Patients were included after informed consent following the declaration of Helsinki. We performed whole genome sequencing (WGS) in patients diagnosed with presumed ITP at the Skåne University Hospital, Sweden. Whole genome sequencing was performed at the Center for Genomic Medicine at Rigshospitalet, Copenhagen. An in-silico gene panel consisting of 113 genes known to be associated with bleeding disorders as well as 86 genes associated with ITP (Using the VarSeq gene prioritisation algorithm phorank) was analysed and pathogenicity was classified according to the ACMG/AMP guidelines.
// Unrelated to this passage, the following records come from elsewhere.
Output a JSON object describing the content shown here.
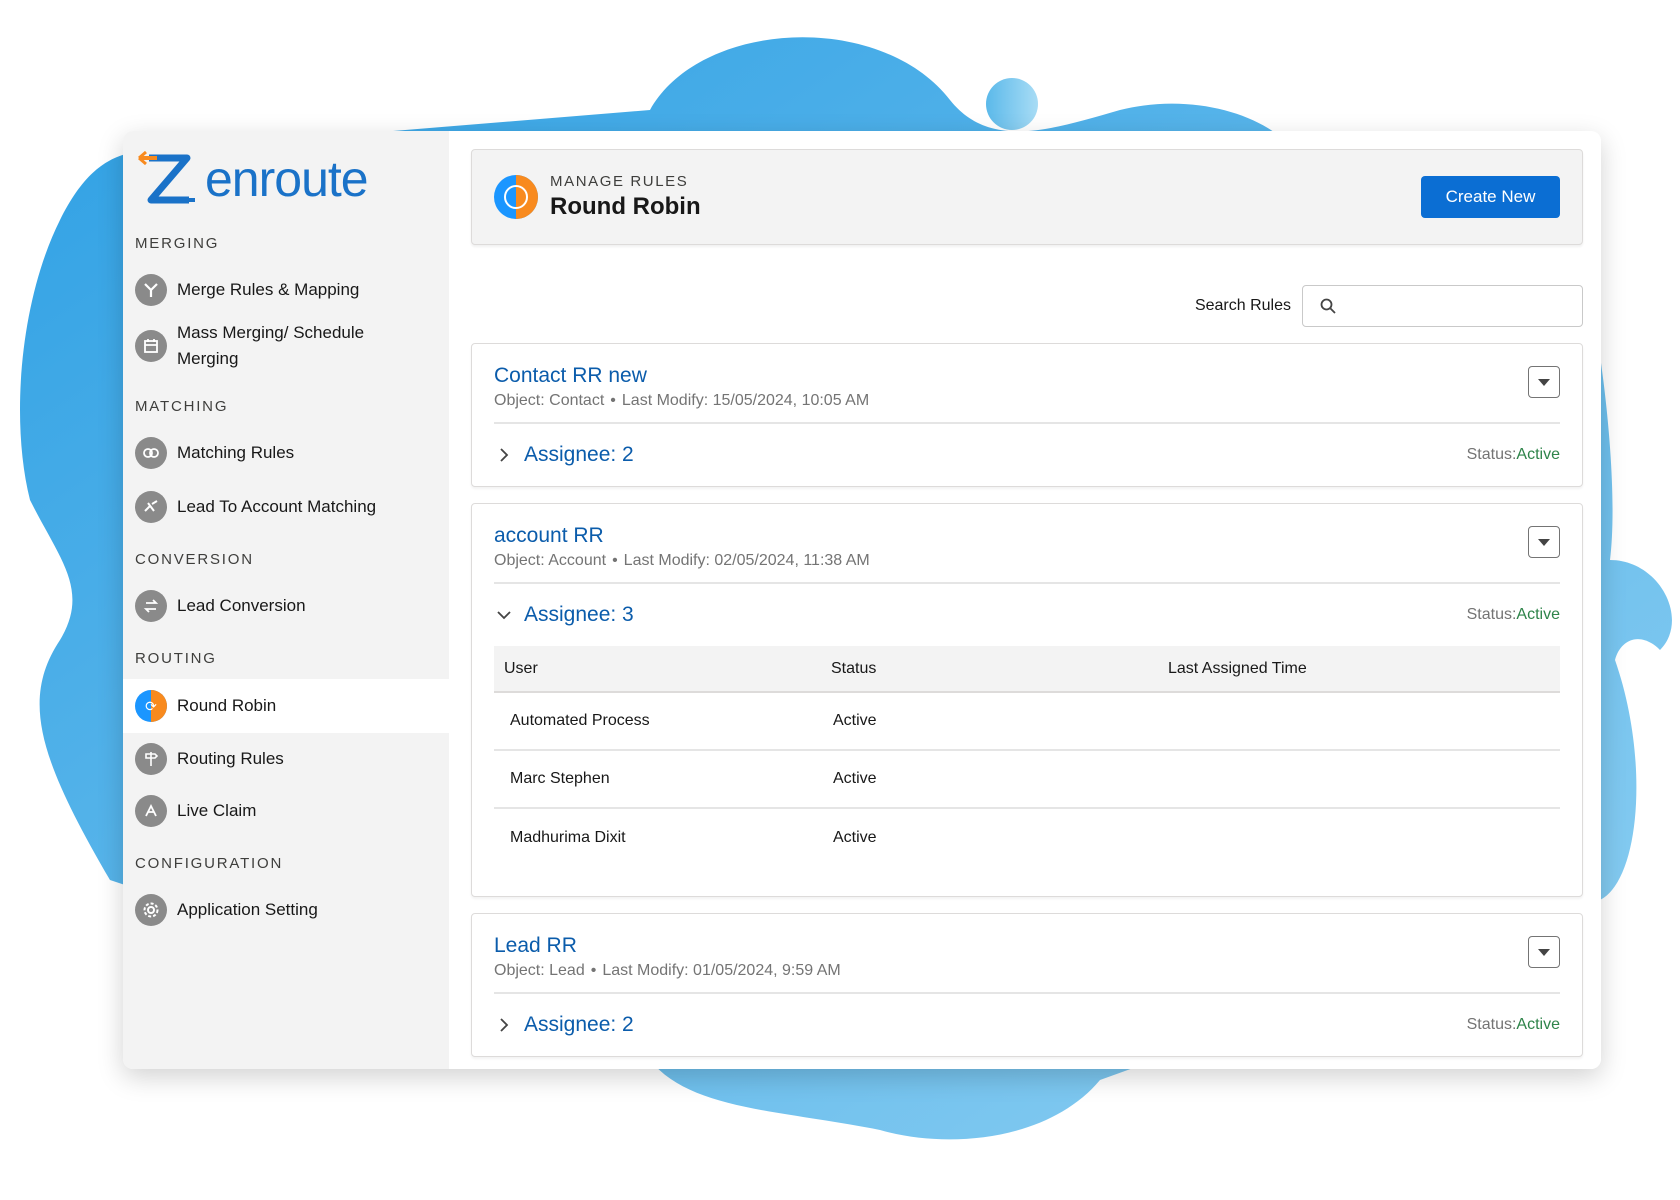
{
  "brand": {
    "name": "enroute",
    "initial": "Z",
    "accent": "#1a72c8",
    "arrow_color": "#f88a1e"
  },
  "sidebar": {
    "sections": [
      {
        "title": "MERGING",
        "items": [
          {
            "label": "Merge Rules & Mapping",
            "icon": "merge-icon"
          },
          {
            "label": "Mass Merging/ Schedule Merging",
            "icon": "calendar-icon"
          }
        ]
      },
      {
        "title": "MATCHING",
        "items": [
          {
            "label": "Matching Rules",
            "icon": "matching-icon"
          },
          {
            "label": "Lead To Account Matching",
            "icon": "link-icon"
          }
        ]
      },
      {
        "title": "CONVERSION",
        "items": [
          {
            "label": "Lead Conversion",
            "icon": "convert-icon"
          }
        ]
      },
      {
        "title": "ROUTING",
        "items": [
          {
            "label": "Round Robin",
            "icon": "round-robin-icon",
            "active": true
          },
          {
            "label": "Routing Rules",
            "icon": "signpost-icon"
          },
          {
            "label": "Live Claim",
            "icon": "claim-icon"
          }
        ]
      },
      {
        "title": "CONFIGURATION",
        "items": [
          {
            "label": "Application Setting",
            "icon": "gear-icon"
          }
        ]
      }
    ]
  },
  "header": {
    "subtitle": "MANAGE RULES",
    "title": "Round Robin",
    "create_label": "Create New"
  },
  "search": {
    "label": "Search Rules",
    "placeholder": ""
  },
  "rules": [
    {
      "name": "Contact RR new",
      "object": "Object: Contact",
      "modified": "Last Modify: 15/05/2024, 10:05 AM",
      "assignee": "Assignee: 2",
      "status_label": "Status:",
      "status_value": "Active",
      "expanded": false
    },
    {
      "name": "account RR",
      "object": "Object: Account",
      "modified": "Last Modify: 02/05/2024, 11:38 AM",
      "assignee": "Assignee: 3",
      "status_label": "Status:",
      "status_value": "Active",
      "expanded": true,
      "columns": [
        "User",
        "Status",
        "Last Assigned Time"
      ],
      "users": [
        {
          "user": "Automated Process",
          "status": "Active",
          "last": ""
        },
        {
          "user": "Marc Stephen",
          "status": "Active",
          "last": ""
        },
        {
          "user": "Madhurima Dixit",
          "status": "Active",
          "last": ""
        }
      ]
    },
    {
      "name": "Lead RR",
      "object": "Object: Lead",
      "modified": "Last Modify: 01/05/2024, 9:59 AM",
      "assignee": "Assignee: 2",
      "status_label": "Status:",
      "status_value": "Active",
      "expanded": false
    }
  ],
  "colors": {
    "link": "#0b5cab",
    "active_status": "#2e844a",
    "primary_button": "#0b6ed3",
    "blob": "#3aa6e6"
  }
}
Patients’ medical records were examined, laboratory work up was performed and clinical data regarding demographics and information regarding bleeding was collected. A final evaluation of susceptible variants took place at multiple disciplinary team conferences.


Twenty-one patients were enrolled (9 women, 12 men, 17 were adults and 4 children). Mean age of adult patients was 50,5 years and mean age of paediatric patients was 11,5 years. Out of 21 patients, 7 were shown to have genetic variants with relevance to their disease. All variants were found in adult patients. Two patients had variants related to inherited thrombocytopenia (X-linked thrombocytopenia(WAS) and monoallelic Bernard-Soulier Syndrome(GP1BB)), 4 had variants in genes related to secondary ITP (3 with variants associated with common variable immunodeficiency (NFKB1, TNFRSF13B) and 1 with systemic lupus erythematosus (TREX1)) and 1 had a variant associated with platelet dysfunction (platelet delta storage pool deficiency (UNC13D)). Only the variant associated with X-linked thrombocytopenia was previously described (class 5) whereas the remaining 6 variants were initially classified as variants of unknown significance (VUS). Functional work-up and co-segregation studies indicated them as probably pathogenic (class 4) but confirming studies are still pending.


In this pilot study, 33% of patients with presumed primary ITP had variants with relevance to their clinical phenotype, and we were able to diagnose 1 patient with an inherited bleeding disorder (X-linked thrombocytopenia). Whole genome sequencing seems to be a useful diagnostic tool in the work up of patients with thrombocytopenia where ITP is suspected to ensure the diagnosis and could also add important information when assessing bleeding risk in individual patients.

Disclosures: Leinoe: Novo Nordisk: Consultancy, Honoraria, Research Funding; CLS Behring: Research Funding.

*signifies non-member of ASH